(What the task asks): Pictures found in the material must be left out, and every line returned as written.

= Beginning of Section =

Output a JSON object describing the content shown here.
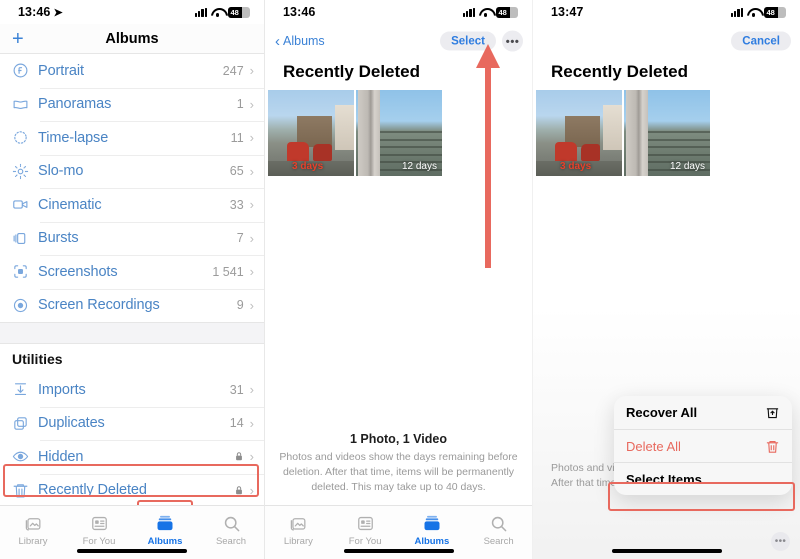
{
  "panels": {
    "albums": {
      "status": {
        "time": "13:46",
        "location_icon": "location-arrow-icon",
        "battery": "48"
      },
      "nav": {
        "add_label": "+",
        "title": "Albums"
      },
      "media_types": [
        {
          "icon": "portrait-icon",
          "label": "Portrait",
          "count": "247",
          "lock": false
        },
        {
          "icon": "panorama-icon",
          "label": "Panoramas",
          "count": "1",
          "lock": false
        },
        {
          "icon": "timelapse-icon",
          "label": "Time-lapse",
          "count": "11",
          "lock": false
        },
        {
          "icon": "slomo-icon",
          "label": "Slo-mo",
          "count": "65",
          "lock": false
        },
        {
          "icon": "cinematic-icon",
          "label": "Cinematic",
          "count": "33",
          "lock": false
        },
        {
          "icon": "bursts-icon",
          "label": "Bursts",
          "count": "7",
          "lock": false
        },
        {
          "icon": "screenshots-icon",
          "label": "Screenshots",
          "count": "1 541",
          "lock": false
        },
        {
          "icon": "screen-recordings-icon",
          "label": "Screen Recordings",
          "count": "9",
          "lock": false
        }
      ],
      "utilities_header": "Utilities",
      "utilities": [
        {
          "icon": "imports-icon",
          "label": "Imports",
          "count": "31",
          "lock": false
        },
        {
          "icon": "duplicates-icon",
          "label": "Duplicates",
          "count": "14",
          "lock": false
        },
        {
          "icon": "hidden-icon",
          "label": "Hidden",
          "count": "",
          "lock": true
        },
        {
          "icon": "trash-icon",
          "label": "Recently Deleted",
          "count": "",
          "lock": true
        }
      ],
      "tabs": [
        {
          "icon": "library-icon",
          "label": "Library",
          "active": false
        },
        {
          "icon": "foryou-icon",
          "label": "For You",
          "active": false
        },
        {
          "icon": "albums-icon",
          "label": "Albums",
          "active": true
        },
        {
          "icon": "search-icon",
          "label": "Search",
          "active": false
        }
      ]
    },
    "deleted": {
      "status": {
        "time": "13:46",
        "battery": "48"
      },
      "nav": {
        "back_label": "Albums",
        "select_label": "Select",
        "more_label": "•••"
      },
      "title": "Recently Deleted",
      "thumbnails": [
        {
          "name": "photo-street-scene",
          "day_label": "3 days",
          "day_label_style": "red"
        },
        {
          "name": "photo-fence",
          "day_label": "12 days",
          "day_label_style": "white"
        }
      ],
      "footer": {
        "count": "1 Photo, 1 Video",
        "description": "Photos and videos show the days remaining before deletion. After that time, items will be permanently deleted. This may take up to 40 days."
      },
      "tabs": [
        {
          "icon": "library-icon",
          "label": "Library",
          "active": false
        },
        {
          "icon": "foryou-icon",
          "label": "For You",
          "active": false
        },
        {
          "icon": "albums-icon",
          "label": "Albums",
          "active": true
        },
        {
          "icon": "search-icon",
          "label": "Search",
          "active": false
        }
      ]
    },
    "menu": {
      "status": {
        "time": "13:47",
        "battery": "48"
      },
      "nav": {
        "cancel_label": "Cancel"
      },
      "title": "Recently Deleted",
      "thumbnails": [
        {
          "name": "photo-street-scene",
          "day_label": "3 days",
          "day_label_style": "red"
        },
        {
          "name": "photo-fence",
          "day_label": "12 days",
          "day_label_style": "white"
        }
      ],
      "footer": {
        "description_line1": "Photos and videos s",
        "description_line2": "After that time, item"
      },
      "context_menu": [
        {
          "label": "Recover All",
          "icon": "recover-trash-icon",
          "danger": false
        },
        {
          "label": "Delete All",
          "icon": "trash-icon",
          "danger": true
        },
        {
          "label": "Select Items",
          "icon": "",
          "danger": false
        }
      ],
      "dots_button": "•••"
    }
  },
  "annotations": {
    "accent_color": "#e8695e",
    "arrow_name": "red-arrow-pointing-to-select",
    "boxes": [
      "recently-deleted-row",
      "albums-tab",
      "delete-all-menu-item"
    ]
  }
}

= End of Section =

(Result of the task):
Output a JSON object describing the content shown here.
{
  "panels": {
    "albums": {
      "status": {
        "time": "13:46",
        "location_icon": "location-arrow-icon",
        "battery": "48"
      },
      "nav": {
        "add_label": "+",
        "title": "Albums"
      },
      "media_types": [
        {
          "icon": "portrait-icon",
          "label": "Portrait",
          "count": "247",
          "lock": false
        },
        {
          "icon": "panorama-icon",
          "label": "Panoramas",
          "count": "1",
          "lock": false
        },
        {
          "icon": "timelapse-icon",
          "label": "Time-lapse",
          "count": "11",
          "lock": false
        },
        {
          "icon": "slomo-icon",
          "label": "Slo-mo",
          "count": "65",
          "lock": false
        },
        {
          "icon": "cinematic-icon",
          "label": "Cinematic",
          "count": "33",
          "lock": false
        },
        {
          "icon": "bursts-icon",
          "label": "Bursts",
          "count": "7",
          "lock": false
        },
        {
          "icon": "screenshots-icon",
          "label": "Screenshots",
          "count": "1 541",
          "lock": false
        },
        {
          "icon": "screen-recordings-icon",
          "label": "Screen Recordings",
          "count": "9",
          "lock": false
        }
      ],
      "utilities_header": "Utilities",
      "utilities": [
        {
          "icon": "imports-icon",
          "label": "Imports",
          "count": "31",
          "lock": false
        },
        {
          "icon": "duplicates-icon",
          "label": "Duplicates",
          "count": "14",
          "lock": false
        },
        {
          "icon": "hidden-icon",
          "label": "Hidden",
          "count": "",
          "lock": true
        },
        {
          "icon": "trash-icon",
          "label": "Recently Deleted",
          "count": "",
          "lock": true
        }
      ],
      "tabs": [
        {
          "icon": "library-icon",
          "label": "Library",
          "active": false
        },
        {
          "icon": "foryou-icon",
          "label": "For You",
          "active": false
        },
        {
          "icon": "albums-icon",
          "label": "Albums",
          "active": true
        },
        {
          "icon": "search-icon",
          "label": "Search",
          "active": false
        }
      ]
    },
    "deleted": {
      "status": {
        "time": "13:46",
        "battery": "48"
      },
      "nav": {
        "back_label": "Albums",
        "select_label": "Select",
        "more_label": "•••"
      },
      "title": "Recently Deleted",
      "thumbnails": [
        {
          "name": "photo-street-scene",
          "day_label": "3 days",
          "day_label_style": "red"
        },
        {
          "name": "photo-fence",
          "day_label": "12 days",
          "day_label_style": "white"
        }
      ],
      "footer": {
        "count": "1 Photo, 1 Video",
        "description": "Photos and videos show the days remaining before deletion. After that time, items will be permanently deleted. This may take up to 40 days."
      },
      "tabs": [
        {
          "icon": "library-icon",
          "label": "Library",
          "active": false
        },
        {
          "icon": "foryou-icon",
          "label": "For You",
          "active": false
        },
        {
          "icon": "albums-icon",
          "label": "Albums",
          "active": true
        },
        {
          "icon": "search-icon",
          "label": "Search",
          "active": false
        }
      ]
    },
    "menu": {
      "status": {
        "time": "13:47",
        "battery": "48"
      },
      "nav": {
        "cancel_label": "Cancel"
      },
      "title": "Recently Deleted",
      "thumbnails": [
        {
          "name": "photo-street-scene",
          "day_label": "3 days",
          "day_label_style": "red"
        },
        {
          "name": "photo-fence",
          "day_label": "12 days",
          "day_label_style": "white"
        }
      ],
      "footer": {
        "description_line1": "Photos and videos s",
        "description_line2": "After that time, item"
      },
      "context_menu": [
        {
          "label": "Recover All",
          "icon": "recover-trash-icon",
          "danger": false
        },
        {
          "label": "Delete All",
          "icon": "trash-icon",
          "danger": true
        },
        {
          "label": "Select Items",
          "icon": "",
          "danger": false
        }
      ],
      "dots_button": "•••"
    }
  },
  "annotations": {
    "accent_color": "#e8695e",
    "arrow_name": "red-arrow-pointing-to-select",
    "boxes": [
      "recently-deleted-row",
      "albums-tab",
      "delete-all-menu-item"
    ]
  }
}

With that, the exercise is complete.